== About this task ==
Word for word, repeat the data; no picture should appear in the result.

--- Supplied data Enclosed Below ---

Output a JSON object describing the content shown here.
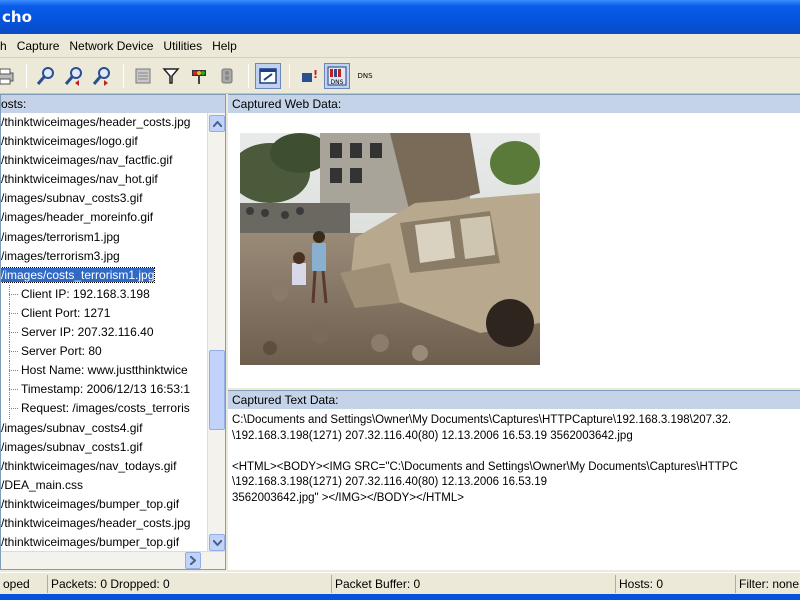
{
  "window": {
    "title": "cho"
  },
  "menu": [
    {
      "label": "h"
    },
    {
      "label": "Capture"
    },
    {
      "label": "Network Device"
    },
    {
      "label": "Utilities"
    },
    {
      "label": "Help"
    }
  ],
  "toolbar": {
    "dns_label_1": "DNS",
    "dns_label_2": "DNS",
    "icons": [
      "printer-icon",
      "search-icon",
      "search-previous-icon",
      "search-next-icon",
      "clear-icon",
      "filter-icon",
      "traffic-light-icon",
      "stop-light-icon",
      "capture-window-icon",
      "alert-icon",
      "dns-icon",
      "dns-text-icon"
    ]
  },
  "hosts": {
    "header": "osts:",
    "rows": [
      {
        "text": "/thinktwiceimages/header_costs.jpg",
        "child": false,
        "selected": false
      },
      {
        "text": "/thinktwiceimages/logo.gif",
        "child": false,
        "selected": false
      },
      {
        "text": "/thinktwiceimages/nav_factfic.gif",
        "child": false,
        "selected": false
      },
      {
        "text": "/thinktwiceimages/nav_hot.gif",
        "child": false,
        "selected": false
      },
      {
        "text": "/images/subnav_costs3.gif",
        "child": false,
        "selected": false
      },
      {
        "text": "/images/header_moreinfo.gif",
        "child": false,
        "selected": false
      },
      {
        "text": "/images/terrorism1.jpg",
        "child": false,
        "selected": false
      },
      {
        "text": "/images/terrorism3.jpg",
        "child": false,
        "selected": false
      },
      {
        "text": "/images/costs_terrorism1.jpg",
        "child": false,
        "selected": true
      },
      {
        "text": "Client IP: 192.168.3.198",
        "child": true,
        "selected": false
      },
      {
        "text": "Client Port: 1271",
        "child": true,
        "selected": false
      },
      {
        "text": "Server IP: 207.32.116.40",
        "child": true,
        "selected": false
      },
      {
        "text": "Server Port: 80",
        "child": true,
        "selected": false
      },
      {
        "text": "Host Name: www.justthinktwice",
        "child": true,
        "selected": false
      },
      {
        "text": "Timestamp: 2006/12/13 16:53:1",
        "child": true,
        "selected": false
      },
      {
        "text": "Request: /images/costs_terroris",
        "child": true,
        "selected": false
      },
      {
        "text": "/images/subnav_costs4.gif",
        "child": false,
        "selected": false
      },
      {
        "text": "/images/subnav_costs1.gif",
        "child": false,
        "selected": false
      },
      {
        "text": "/thinktwiceimages/nav_todays.gif",
        "child": false,
        "selected": false
      },
      {
        "text": "/DEA_main.css",
        "child": false,
        "selected": false
      },
      {
        "text": "/thinktwiceimages/bumper_top.gif",
        "child": false,
        "selected": false
      },
      {
        "text": "/thinktwiceimages/header_costs.jpg",
        "child": false,
        "selected": false
      },
      {
        "text": "/thinktwiceimages/bumper_top.gif",
        "child": false,
        "selected": false
      }
    ]
  },
  "web_data": {
    "header": "Captured Web Data:"
  },
  "text_data": {
    "header": "Captured Text Data:",
    "lines": [
      "C:\\Documents and Settings\\Owner\\My Documents\\Captures\\HTTPCapture\\192.168.3.198\\207.32.",
      "\\192.168.3.198(1271) 207.32.116.40(80) 12.13.2006 16.53.19 3562003642.jpg",
      "",
      "<HTML><BODY><IMG SRC=\"C:\\Documents and Settings\\Owner\\My Documents\\Captures\\HTTPC",
      "\\192.168.3.198(1271) 207.32.116.40(80) 12.13.2006 16.53.19",
      "3562003642.jpg\" ></IMG></BODY></HTML>"
    ]
  },
  "status": {
    "state": "oped",
    "packets": "Packets: 0 Dropped: 0",
    "buffer": "Packet Buffer: 0",
    "hosts": "Hosts: 0",
    "filter": "Filter: none"
  }
}
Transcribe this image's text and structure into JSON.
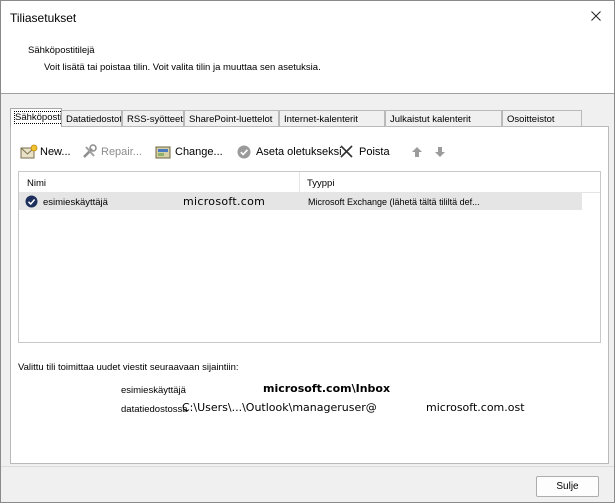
{
  "window": {
    "title": "Tiliasetukset",
    "close_icon": "close-icon"
  },
  "header": {
    "title": "Sähköpostitilejä",
    "description": "Voit lisätä tai poistaa tilin. Voit valita tilin ja muuttaa sen asetuksia."
  },
  "tabs": [
    {
      "label": "Sähköposti",
      "active": true
    },
    {
      "label": "Datatiedostot",
      "active": false
    },
    {
      "label": "RSS-syötteet",
      "active": false
    },
    {
      "label": "SharePoint-luettelot",
      "active": false
    },
    {
      "label": "Internet-kalenterit",
      "active": false
    },
    {
      "label": "Julkaistut kalenterit",
      "active": false
    },
    {
      "label": "Osoitteistot",
      "active": false
    }
  ],
  "toolbar": {
    "new_label": "New...",
    "repair_label": "Repair...",
    "change_label": "Change...",
    "set_default_label": "Aseta oletukseksi",
    "remove_label": "Poista",
    "move_up_icon": "arrow-up-icon",
    "move_down_icon": "arrow-down-icon"
  },
  "accounts_table": {
    "columns": [
      "Nimi",
      "Tyyppi"
    ],
    "rows": [
      {
        "name_user": "esimieskäyttäjä",
        "name_domain": "microsoft.com",
        "type": "Microsoft Exchange (lähetä tältä tililtä def..."
      }
    ]
  },
  "delivery": {
    "label": "Valittu tili toimittaa uudet viestit seuraavaan sijaintiin:",
    "user": "esimieskäyttäjä",
    "inbox": "microsoft.com\\Inbox",
    "file_label": "datatiedostossa",
    "path": "C:\\Users\\...\\Outlook\\manageruser@",
    "path_domain": "microsoft.com.ost"
  },
  "footer": {
    "close_label": "Sulje"
  },
  "colors": {
    "dialog_bg": "#f0f0f0",
    "selected_row": "#e5e5e5",
    "disabled_text": "#8c8c8c"
  }
}
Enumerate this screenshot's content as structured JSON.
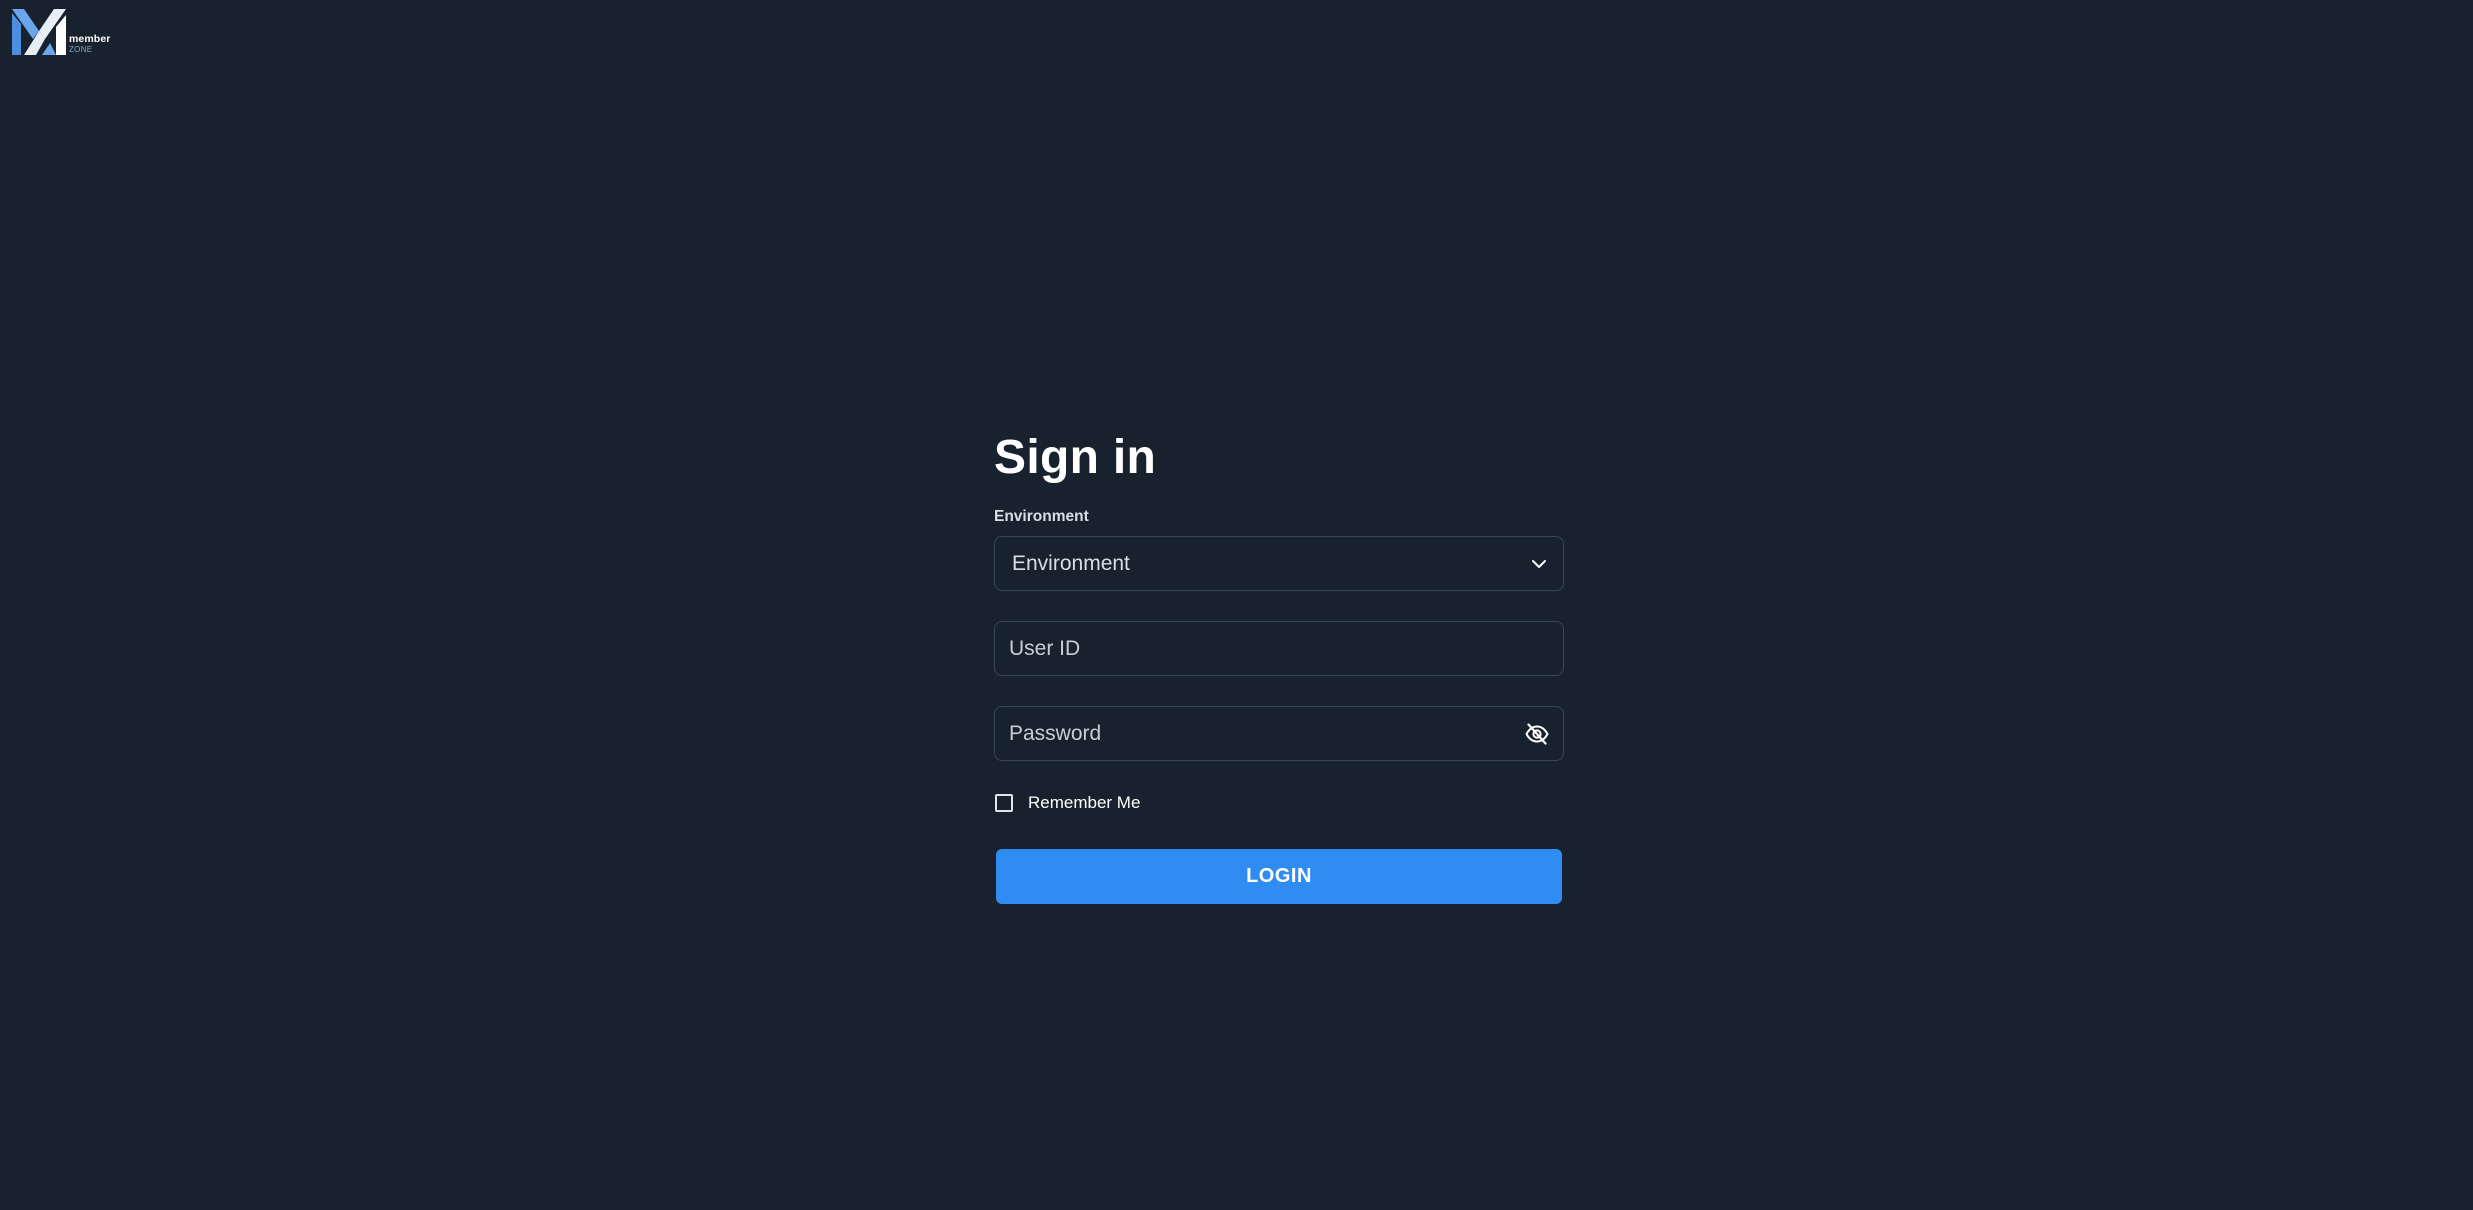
{
  "brand": {
    "logo_line1": "member",
    "logo_line2": "ZONE",
    "accent_color": "#2f8cf2",
    "background_color": "#18222f"
  },
  "form": {
    "title": "Sign in",
    "environment": {
      "label": "Environment",
      "selected_value": "Environment",
      "icon": "chevron-down-icon"
    },
    "user_id": {
      "value": "",
      "placeholder": "User ID"
    },
    "password": {
      "value": "",
      "placeholder": "Password",
      "toggle_icon": "eye-off-icon"
    },
    "remember_me": {
      "label": "Remember Me",
      "checked": false
    },
    "login_label": "LOGIN"
  }
}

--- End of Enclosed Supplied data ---

== Task output ==
Output a JSON object describing the content shown here.
{
  "window": {
    "title": "cho"
  },
  "menu": [
    {
      "label": "h"
    },
    {
      "label": "Capture"
    },
    {
      "label": "Network Device"
    },
    {
      "label": "Utilities"
    },
    {
      "label": "Help"
    }
  ],
  "toolbar": {
    "dns_label_1": "DNS",
    "dns_label_2": "DNS",
    "icons": [
      "printer-icon",
      "search-icon",
      "search-previous-icon",
      "search-next-icon",
      "clear-icon",
      "filter-icon",
      "traffic-light-icon",
      "stop-light-icon",
      "capture-window-icon",
      "alert-icon",
      "dns-icon",
      "dns-text-icon"
    ]
  },
  "hosts": {
    "header": "osts:",
    "rows": [
      {
        "text": "/thinktwiceimages/header_costs.jpg",
        "child": false,
        "selected": false
      },
      {
        "text": "/thinktwiceimages/logo.gif",
        "child": false,
        "selected": false
      },
      {
        "text": "/thinktwiceimages/nav_factfic.gif",
        "child": false,
        "selected": false
      },
      {
        "text": "/thinktwiceimages/nav_hot.gif",
        "child": false,
        "selected": false
      },
      {
        "text": "/images/subnav_costs3.gif",
        "child": false,
        "selected": false
      },
      {
        "text": "/images/header_moreinfo.gif",
        "child": false,
        "selected": false
      },
      {
        "text": "/images/terrorism1.jpg",
        "child": false,
        "selected": false
      },
      {
        "text": "/images/terrorism3.jpg",
        "child": false,
        "selected": false
      },
      {
        "text": "/images/costs_terrorism1.jpg",
        "child": false,
        "selected": true
      },
      {
        "text": "Client IP: 192.168.3.198",
        "child": true,
        "selected": false
      },
      {
        "text": "Client Port: 1271",
        "child": true,
        "selected": false
      },
      {
        "text": "Server IP: 207.32.116.40",
        "child": true,
        "selected": false
      },
      {
        "text": "Server Port: 80",
        "child": true,
        "selected": false
      },
      {
        "text": "Host Name: www.justthinktwice",
        "child": true,
        "selected": false
      },
      {
        "text": "Timestamp: 2006/12/13 16:53:1",
        "child": true,
        "selected": false
      },
      {
        "text": "Request: /images/costs_terroris",
        "child": true,
        "selected": false
      },
      {
        "text": "/images/subnav_costs4.gif",
        "child": false,
        "selected": false
      },
      {
        "text": "/images/subnav_costs1.gif",
        "child": false,
        "selected": false
      },
      {
        "text": "/thinktwiceimages/nav_todays.gif",
        "child": false,
        "selected": false
      },
      {
        "text": "/DEA_main.css",
        "child": false,
        "selected": false
      },
      {
        "text": "/thinktwiceimages/bumper_top.gif",
        "child": false,
        "selected": false
      },
      {
        "text": "/thinktwiceimages/header_costs.jpg",
        "child": false,
        "selected": false
      },
      {
        "text": "/thinktwiceimages/bumper_top.gif",
        "child": false,
        "selected": false
      }
    ]
  },
  "web_data": {
    "header": "Captured Web Data:"
  },
  "text_data": {
    "header": "Captured Text Data:",
    "lines": [
      "C:\\Documents and Settings\\Owner\\My Documents\\Captures\\HTTPCapture\\192.168.3.198\\207.32.",
      "\\192.168.3.198(1271) 207.32.116.40(80) 12.13.2006 16.53.19 3562003642.jpg",
      "",
      "<HTML><BODY><IMG SRC=\"C:\\Documents and Settings\\Owner\\My Documents\\Captures\\HTTPC",
      "\\192.168.3.198(1271) 207.32.116.40(80) 12.13.2006 16.53.19",
      "3562003642.jpg\" ></IMG></BODY></HTML>"
    ]
  },
  "status": {
    "state": "oped",
    "packets": "Packets: 0 Dropped: 0",
    "buffer": "Packet Buffer: 0",
    "hosts": "Hosts: 0",
    "filter": "Filter: none"
  }
}
Transcribe this image's text and structure into JSON.
{
  "window": {
    "title": "Tiliasetukset",
    "close_icon": "close-icon"
  },
  "header": {
    "title": "Sähköpostitilejä",
    "description": "Voit lisätä tai poistaa tilin. Voit valita tilin ja muuttaa sen asetuksia."
  },
  "tabs": [
    {
      "label": "Sähköposti",
      "active": true
    },
    {
      "label": "Datatiedostot",
      "active": false
    },
    {
      "label": "RSS-syötteet",
      "active": false
    },
    {
      "label": "SharePoint-luettelot",
      "active": false
    },
    {
      "label": "Internet-kalenterit",
      "active": false
    },
    {
      "label": "Julkaistut kalenterit",
      "active": false
    },
    {
      "label": "Osoitteistot",
      "active": false
    }
  ],
  "toolbar": {
    "new_label": "New...",
    "repair_label": "Repair...",
    "change_label": "Change...",
    "set_default_label": "Aseta oletukseksi",
    "remove_label": "Poista",
    "move_up_icon": "arrow-up-icon",
    "move_down_icon": "arrow-down-icon"
  },
  "accounts_table": {
    "columns": [
      "Nimi",
      "Tyyppi"
    ],
    "rows": [
      {
        "name_user": "esimieskäyttäjä",
        "name_domain": "microsoft.com",
        "type": "Microsoft Exchange (lähetä tältä tililtä def..."
      }
    ]
  },
  "delivery": {
    "label": "Valittu tili toimittaa uudet viestit seuraavaan sijaintiin:",
    "user": "esimieskäyttäjä",
    "inbox": "microsoft.com\\Inbox",
    "file_label": "datatiedostossa",
    "path": "C:\\Users\\...\\Outlook\\manageruser@",
    "path_domain": "microsoft.com.ost"
  },
  "footer": {
    "close_label": "Sulje"
  },
  "colors": {
    "dialog_bg": "#f0f0f0",
    "selected_row": "#e5e5e5",
    "disabled_text": "#8c8c8c"
  }
}
Enumerate this screenshot's content as structured JSON.
{
  "brand": {
    "logo_line1": "member",
    "logo_line2": "ZONE",
    "accent_color": "#2f8cf2",
    "background_color": "#18222f"
  },
  "form": {
    "title": "Sign in",
    "environment": {
      "label": "Environment",
      "selected_value": "Environment",
      "icon": "chevron-down-icon"
    },
    "user_id": {
      "value": "",
      "placeholder": "User ID"
    },
    "password": {
      "value": "",
      "placeholder": "Password",
      "toggle_icon": "eye-off-icon"
    },
    "remember_me": {
      "label": "Remember Me",
      "checked": false
    },
    "login_label": "LOGIN"
  }
}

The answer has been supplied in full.